However, danger is never far away in this breathtaking national park.
On May 12th, 2018, Rachel Masika Baraka aged 25, was shot and killed by gunmen in the park, joining a long list of rangers killed in their line of duty.
Two British tourists and their driver were kidnapped by the gunmen apparently for ransom, throwing the whole park and London in a complete state of fear. The tourists were later released even though authorities are mum if at all they paid any ransom to secure their release.
The incident forced Belgian prince Emmanuel de Merode who is the director of the Virunga National Park to suspend all tourism activities at the world famous park.
“Following a security incident on Friday 11 May 2018 Virunga National Park has taken the decision to halt tourism until June 4th,” a notice on the park’s website read.
Ms Baraka was the first female ranger to be killed and the eighth ranger to be killed this year alone. In April, five rangers and their driver were shot dead in an ambush by suspected militiamen.
In total, 175 have been killed in the line of duty since 1925 effectively making the Virunga National Park the world’s most dangerous park.
The lawlessness in the park took a turn for the worse when DRC slid into chaos after Mobutu Sese Seko Kuku lost his grip on power; he was finally toppled in 1997.
"Virunga suffered terribly. Poaching depleted the park's large mammal populations, infrastructure was destroyed, and many rangers were killed. The Congolese Wildlife Authority slowly lost control of Virunga and Unesco changed the World Heritage Site status to "endangered," the park says on its website.
“Over the 25 years that followed, the park staff endured an almost uninterrupted series of trials that included a refugee crisis from the 1994 Rwandan genocide, which contributed to the severe destruction of park forests, and the proliferation of armed militias throughout the park... By the end of 2008 it seemed as if Virunga was finished," it adds.
Between 1,500 and 2,000 armed militia belonging to numerous different rebel groups and battling for control of the region’s rich resources roam Virunga and its surrounding areas compared to just about 500 park rangers.
The rebel groups’ fish illegally, slaughter animals, fell trees and kill, rape and abduct locals and foreigners alike.
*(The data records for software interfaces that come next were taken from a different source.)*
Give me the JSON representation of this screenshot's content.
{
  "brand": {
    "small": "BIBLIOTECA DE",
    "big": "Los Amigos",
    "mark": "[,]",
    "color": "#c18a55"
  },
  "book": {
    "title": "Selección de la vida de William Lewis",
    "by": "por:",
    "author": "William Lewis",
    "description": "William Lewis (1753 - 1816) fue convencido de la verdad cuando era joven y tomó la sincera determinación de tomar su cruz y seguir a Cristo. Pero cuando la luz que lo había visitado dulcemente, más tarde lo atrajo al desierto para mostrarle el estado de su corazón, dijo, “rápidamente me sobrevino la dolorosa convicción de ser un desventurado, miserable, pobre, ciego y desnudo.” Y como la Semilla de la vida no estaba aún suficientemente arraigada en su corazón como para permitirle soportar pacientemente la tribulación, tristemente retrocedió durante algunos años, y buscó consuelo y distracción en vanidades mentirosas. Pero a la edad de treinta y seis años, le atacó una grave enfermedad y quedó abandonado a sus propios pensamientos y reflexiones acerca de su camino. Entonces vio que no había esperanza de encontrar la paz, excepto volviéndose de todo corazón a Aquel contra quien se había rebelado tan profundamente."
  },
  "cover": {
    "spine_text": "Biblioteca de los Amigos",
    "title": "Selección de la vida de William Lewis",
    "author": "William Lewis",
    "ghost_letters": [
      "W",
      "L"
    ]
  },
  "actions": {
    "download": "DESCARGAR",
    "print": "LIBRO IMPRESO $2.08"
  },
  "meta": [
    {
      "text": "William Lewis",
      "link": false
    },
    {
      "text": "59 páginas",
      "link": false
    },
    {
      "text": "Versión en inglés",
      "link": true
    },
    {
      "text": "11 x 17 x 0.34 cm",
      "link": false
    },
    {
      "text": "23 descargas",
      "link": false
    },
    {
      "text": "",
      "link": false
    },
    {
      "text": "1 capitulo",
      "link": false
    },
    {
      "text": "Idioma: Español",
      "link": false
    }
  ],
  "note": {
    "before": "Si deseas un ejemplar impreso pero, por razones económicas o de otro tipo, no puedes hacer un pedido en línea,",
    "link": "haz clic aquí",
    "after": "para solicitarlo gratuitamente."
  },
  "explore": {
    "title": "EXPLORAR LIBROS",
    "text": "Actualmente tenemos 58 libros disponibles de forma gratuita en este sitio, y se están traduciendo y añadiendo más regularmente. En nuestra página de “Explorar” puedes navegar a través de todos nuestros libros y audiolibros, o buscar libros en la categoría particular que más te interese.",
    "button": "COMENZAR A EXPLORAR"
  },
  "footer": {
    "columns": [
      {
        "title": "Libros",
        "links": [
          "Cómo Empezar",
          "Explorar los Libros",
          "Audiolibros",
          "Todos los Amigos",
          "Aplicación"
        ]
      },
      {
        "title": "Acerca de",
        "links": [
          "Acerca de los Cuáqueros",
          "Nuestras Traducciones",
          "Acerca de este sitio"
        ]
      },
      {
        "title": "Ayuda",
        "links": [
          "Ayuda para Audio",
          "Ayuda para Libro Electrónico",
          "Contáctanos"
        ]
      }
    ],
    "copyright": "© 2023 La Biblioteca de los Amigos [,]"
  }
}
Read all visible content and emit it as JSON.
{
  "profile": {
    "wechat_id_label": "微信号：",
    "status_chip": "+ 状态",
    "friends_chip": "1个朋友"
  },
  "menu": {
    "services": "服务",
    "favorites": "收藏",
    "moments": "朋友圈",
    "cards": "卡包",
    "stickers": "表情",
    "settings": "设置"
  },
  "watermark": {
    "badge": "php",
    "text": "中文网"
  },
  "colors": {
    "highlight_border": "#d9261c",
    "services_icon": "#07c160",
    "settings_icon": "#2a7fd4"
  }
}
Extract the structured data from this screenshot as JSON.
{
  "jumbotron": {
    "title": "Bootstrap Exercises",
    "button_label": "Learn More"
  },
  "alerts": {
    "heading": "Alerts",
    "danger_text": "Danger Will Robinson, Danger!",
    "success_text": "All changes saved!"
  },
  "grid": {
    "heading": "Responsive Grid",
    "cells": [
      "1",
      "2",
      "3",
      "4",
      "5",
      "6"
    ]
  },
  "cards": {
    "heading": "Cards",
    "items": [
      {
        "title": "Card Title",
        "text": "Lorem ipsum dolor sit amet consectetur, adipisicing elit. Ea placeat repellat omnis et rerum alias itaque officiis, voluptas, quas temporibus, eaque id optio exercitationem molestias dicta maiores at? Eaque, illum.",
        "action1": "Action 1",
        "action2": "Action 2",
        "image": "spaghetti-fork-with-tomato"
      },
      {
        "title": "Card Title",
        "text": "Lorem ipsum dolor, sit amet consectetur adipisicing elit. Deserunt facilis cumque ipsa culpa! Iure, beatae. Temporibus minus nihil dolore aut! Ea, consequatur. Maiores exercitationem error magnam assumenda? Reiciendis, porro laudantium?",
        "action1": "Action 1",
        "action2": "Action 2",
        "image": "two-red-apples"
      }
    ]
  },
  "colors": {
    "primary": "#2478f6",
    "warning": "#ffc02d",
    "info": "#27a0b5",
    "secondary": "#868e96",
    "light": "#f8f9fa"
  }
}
Virunga’s rich mineral wealth does not help matters either, the park has deposits of expensive metals and oil, attracting local and international mercenaries who want to make a quick buck.
However, despite risking their lives daily, the rangers who undergo training by European special force instructors’ belief saving the park from destruction is more important than even their own lives.
"Even though it's probably one of the most dangerous jobs on the planet, not a single ranger has left the ranger corps. They've pulled off one of the greatest achievements in modern conservation, which is not just the protection of the mountain gorillas but also the recovery of the gorilla population, which has quadrupled since 1985," Mr De Merode told BBC.
Tourism contributes about $2 million towards Virunga’s annual budget of about $9 million.
Virunga National Park was established in 1925 by Belgium’s first king, Albert, and was first named Albert National Park, Parc National des Virunga (in French) before the named was changed to Virunga National Park.
Virunga National Park is perhaps the world’s last historical timepieces and offers humanity a rare chance to have a glance of the past and see just how the cradle of mankind used to be in her true unspoiled beauty before mankind got greedy, and for that, it deserves to be protected for generations to come.